The Sensation XL and XE showing BrowserMark benchmark results.
We've been testing both the HTC Sensation XE and XL this week, with the smaller-screened XE packing a dual-core 1.5GHz processor, and the larger XL using a single-core 1.5GHz processor. The XE is being dubbed as the fastest smartphone in the market at this time, outpacing the Samsung Galaxy S II and the HTC Evo 3D, both with dual-core 1.2GHz CPUs. This is exciting news for any smartphone specs junkie, but, remarkably, it's the XL that's showing us performance worthy of getting excited over.
As a part of our standard testing of Android smartphones, we run a collection of benchmarks available online and on the Android Market. There are a number of issues with relying on these benchmarks for irrefutable performance data, but we do find that there is a strong connection between good benchmark results and good everyday application performance.
As you can see in the photo above, the Sensation XL has blown past its dual-core competition in this test, consistently gaining a score in excess of 80,000; 30 per cent faster than the score that the Sensation XL manages with its dual-core processor.
Both handsets displaying Vellamo benchmark results.
In a different test, the Vellamo benchmark created by the Qualcomm Innovation Centre, the XE and XL finish with a nearly identical score. This test also runs a bunch of web-based stress tests, including a full SunSpider test and the V8 Benchmark. In comparison, the Galaxy S II scored 904, and the new Motorola Razr scored 775.
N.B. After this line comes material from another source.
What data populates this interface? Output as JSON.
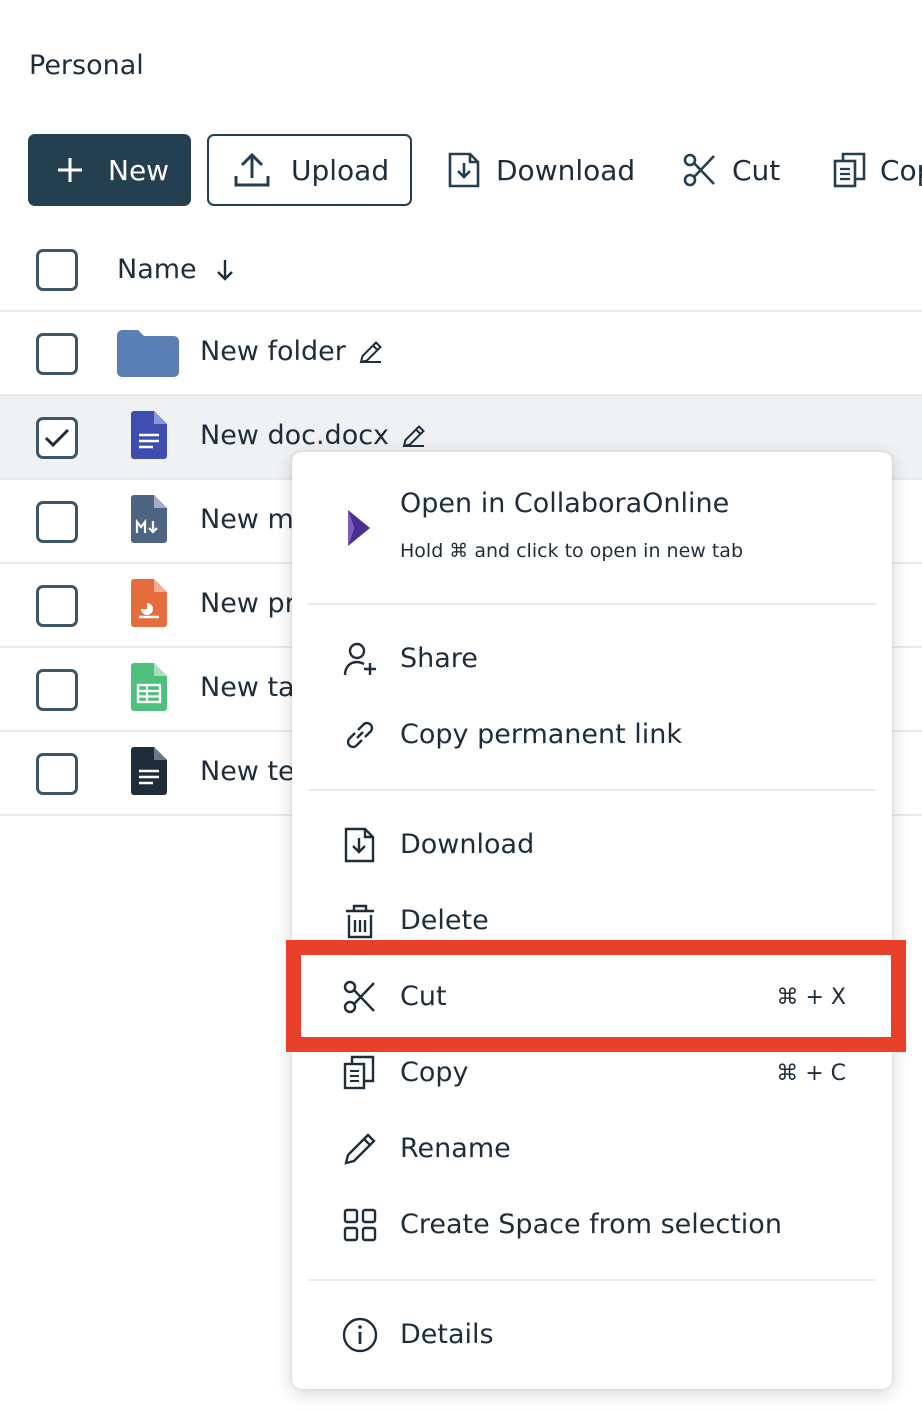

There is one key difference between these HTC handsets, which may play a factor in these results, although it's hard to gauge the effect that this might have. Though the XL has the less-impressive processing specs, it has a newer version of both the Android OS (2.3.5) and the HTC Sense UI (3.5). Both of these key pieces of software could include a significant update to the browser software on the handset, and while this creates an uneven playing field to test on, it does suggest that customers choosing the XL over the XE, or any other dual-core phone, may not be disadvantaged in performance as much as the difference between single- and dual-core processors might suggest. In fact, you may actually get your hands on the faster phone.